The Caballo Mountains serve as a majestic backdrop for Caballo Lake State Park, which boasts a full array of water sports, winter waterfowl watching, and cactus gardens in bloom.
This park's claim to fame are the majestic bald and golden eagles that migrate through. Beginning in late October, they arrive to nest at Caballo. Numerous golden eagles nest in the nearby Caballo foothills, while bald eagles will nest in a large area in and around the park.
The Park has 63 developed campsites in two campgrounds. One overlooks Caballo Lake and one (Riverside) is along the bank of the Rio Grande.
The bulk of the park's facilities and campsites are on the west side of the lake, just north of the dam. These include Appaloosa, Palomino and Stallion.
The Riverside area has more trees...cottonwoods, black willow, green ash, and Arizona sycamore...and is more secluded than the lake section of the park. It is here that the park's RV rally site is located...the only one in the New Mexico State Park System...with a large group shelter, huge barbecue grills, and a gated campground that can accommodate over 200 recreational vehicles.
Our favorite sites would be 32 in Stallion and the primitive ones along the river.
P.O. BOX 32

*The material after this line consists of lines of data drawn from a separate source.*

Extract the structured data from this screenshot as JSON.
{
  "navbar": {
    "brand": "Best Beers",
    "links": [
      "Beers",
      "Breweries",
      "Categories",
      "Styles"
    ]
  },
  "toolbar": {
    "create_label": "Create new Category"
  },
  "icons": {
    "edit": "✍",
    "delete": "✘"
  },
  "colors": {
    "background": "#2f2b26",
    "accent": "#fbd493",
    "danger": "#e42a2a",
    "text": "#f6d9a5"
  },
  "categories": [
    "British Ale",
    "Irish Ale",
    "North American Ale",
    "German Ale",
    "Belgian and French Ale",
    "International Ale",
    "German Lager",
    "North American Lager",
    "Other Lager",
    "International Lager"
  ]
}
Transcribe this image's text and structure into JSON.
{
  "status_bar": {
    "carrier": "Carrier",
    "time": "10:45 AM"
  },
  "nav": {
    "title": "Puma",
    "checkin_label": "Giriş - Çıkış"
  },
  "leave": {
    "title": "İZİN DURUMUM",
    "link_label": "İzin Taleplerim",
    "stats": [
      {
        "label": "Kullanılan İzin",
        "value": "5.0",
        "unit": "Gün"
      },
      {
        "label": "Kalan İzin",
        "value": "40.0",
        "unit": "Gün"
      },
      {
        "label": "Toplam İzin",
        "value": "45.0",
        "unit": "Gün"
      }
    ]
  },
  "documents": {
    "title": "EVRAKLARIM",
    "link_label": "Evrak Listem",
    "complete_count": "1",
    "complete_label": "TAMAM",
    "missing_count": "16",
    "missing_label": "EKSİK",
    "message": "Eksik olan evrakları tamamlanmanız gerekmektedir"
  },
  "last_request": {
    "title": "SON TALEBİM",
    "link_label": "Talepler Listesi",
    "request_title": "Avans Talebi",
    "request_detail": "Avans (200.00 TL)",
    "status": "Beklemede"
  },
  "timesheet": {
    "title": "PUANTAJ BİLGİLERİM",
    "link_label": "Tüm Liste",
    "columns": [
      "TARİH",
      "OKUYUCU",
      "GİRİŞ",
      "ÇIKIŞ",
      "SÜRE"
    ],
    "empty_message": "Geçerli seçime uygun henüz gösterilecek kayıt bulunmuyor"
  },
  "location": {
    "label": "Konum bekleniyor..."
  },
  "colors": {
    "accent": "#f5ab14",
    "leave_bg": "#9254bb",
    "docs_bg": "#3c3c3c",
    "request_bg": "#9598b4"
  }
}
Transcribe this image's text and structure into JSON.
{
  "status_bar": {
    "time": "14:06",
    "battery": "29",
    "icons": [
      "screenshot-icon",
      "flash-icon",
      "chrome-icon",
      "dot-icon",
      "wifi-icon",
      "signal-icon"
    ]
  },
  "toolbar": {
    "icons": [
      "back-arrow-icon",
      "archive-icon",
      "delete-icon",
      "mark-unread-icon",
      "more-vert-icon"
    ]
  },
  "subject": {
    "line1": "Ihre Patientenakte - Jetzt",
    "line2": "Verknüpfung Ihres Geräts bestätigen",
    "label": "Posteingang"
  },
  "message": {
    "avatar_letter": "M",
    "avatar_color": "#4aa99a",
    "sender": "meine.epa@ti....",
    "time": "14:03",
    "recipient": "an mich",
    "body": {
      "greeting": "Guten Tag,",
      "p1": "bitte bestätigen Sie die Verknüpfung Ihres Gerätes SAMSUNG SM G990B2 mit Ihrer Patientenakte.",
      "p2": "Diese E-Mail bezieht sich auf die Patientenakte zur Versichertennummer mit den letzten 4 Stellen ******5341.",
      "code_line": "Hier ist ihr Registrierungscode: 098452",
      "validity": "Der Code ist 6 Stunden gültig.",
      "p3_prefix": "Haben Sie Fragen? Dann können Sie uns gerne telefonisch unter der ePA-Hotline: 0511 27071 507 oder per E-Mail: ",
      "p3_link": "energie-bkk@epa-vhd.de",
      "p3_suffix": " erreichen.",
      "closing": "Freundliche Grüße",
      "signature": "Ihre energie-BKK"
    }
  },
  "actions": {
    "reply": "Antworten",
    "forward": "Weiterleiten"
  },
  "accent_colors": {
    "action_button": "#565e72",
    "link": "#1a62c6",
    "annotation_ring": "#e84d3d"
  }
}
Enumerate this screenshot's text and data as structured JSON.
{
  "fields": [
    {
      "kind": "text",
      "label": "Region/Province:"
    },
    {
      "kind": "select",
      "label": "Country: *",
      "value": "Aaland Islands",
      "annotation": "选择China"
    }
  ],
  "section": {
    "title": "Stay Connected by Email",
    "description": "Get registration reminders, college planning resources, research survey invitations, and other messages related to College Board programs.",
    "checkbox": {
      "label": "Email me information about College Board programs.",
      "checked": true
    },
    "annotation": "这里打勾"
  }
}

Caballo NM 87931
Drive 16 miles south of Truth or Consequences via I-25; take exit 58 and NM 187
Visitors can stroll among yuccas, century plants, ocotillos, cow tongues, prickly pears and other desert cacti growing in the park's two cacti gardens. Most of these cacti provide beautiful blooms in late March and early April.
Swimming, water skiing, fishing, jet skiing and windsurfing are some of the wet and wild activities available at the Caballo Lake. Both lake and river provide anglers with the opportunity to catch a variety of fish. The area is home to largemouth bass, walleye, white bass, catfish, crappie, bluegill, northern pike, sunfish and an occasional rainbow trout.
Another in a series of lake parks created by damming the Rio Grande, Caballo Lake has a surface area of more than 11,500 acres, making it New Mexico's third largest state park. Created in the late 1930's with the construction of an earth filled dam 96 feet high by 4.558 feet long, the lake's main purpose is to catch and store water released by Elephant Butte Dam (25 miles upstream) during electric generation. The water is released in the summer for irrigation. When full, the lake is 18 miles long.
The main activity here is fishing, primarily for White Bass and Walleye, although anglers also catch Black Bass, Crappie, Catfish, Northern Pike and Sunfish. Outside the main section of the park but close by, are several fishing supply stores.
Although most boating here is for getting to the best fishing spot, the lake also attracts small sailboats and windsurfers, especially in spring. Canoeists often put into the Rio Grande just south of Elephant Butte Dam near the town of Williamsburg and paddle down to Caballo Lake, a distance of about 10 miles. There is no designated swimming beach, but the best swimming is usually just west of the dam and in the upper flats, which is on the north edge of the main park campgrounds.
Trails at Caballo Lake are more for walking from place to place than serious hiking, and all of the park's 5.5 miles of sandy trails are considered easy. The 0.25 mile Overlook Trail is a loop over a grassy and cactus studded knoll that offers good views out across the lake. Another trail heads north from the campgrounds about 3 miles to an area called Eagle Point. A branch of this trail also goes south of the visitor center to the lake. The park also has several well tended cactus gardens, with yucca, agave, ocotillo, prickly pear, mesquite, and other desert plants.
Bird watching is most successful mid-week when there are fewer boats on the lake, although it is generally not quite as good as at nearby Percha Dam State Park. In recent years, a breeding pair of Bald Eagles have made Caballo Lake their winter lake. Also seen are Golden Eagles, Northern Goshawks, Double-crested Cormorants, Common Loons, Snowy Egrets, Scaled Quail, Sandhill Cranes, American White Pelicans and Roadrunners. There are dozens of songbirds, several species of Hummingbirds, and numerous Geese and Ducks.
Mammals include a seemingly endless parade of rock squirrels and cottontail rabbits, plus the park is also home to coyotes, wolves, foxes, raccoons, mule deer, and an occasional black bear. There are also rattlesnakes, lizards, frogs and turtles.
The small visitor center has displays on archeology of the area and historic photos from the construction of Caballo Dam. There are color photos of the birds, fish, and plants of the park to help with identification, and there is a sandbox with stamps to create footprints of the park's wildlife, including deer, bald eagles, frogs, and snapping turtles. Annual events at the park include several fishing tournaments, including a youth fishing derby in late September. Each April Earth Day is celebrated with tree plantings.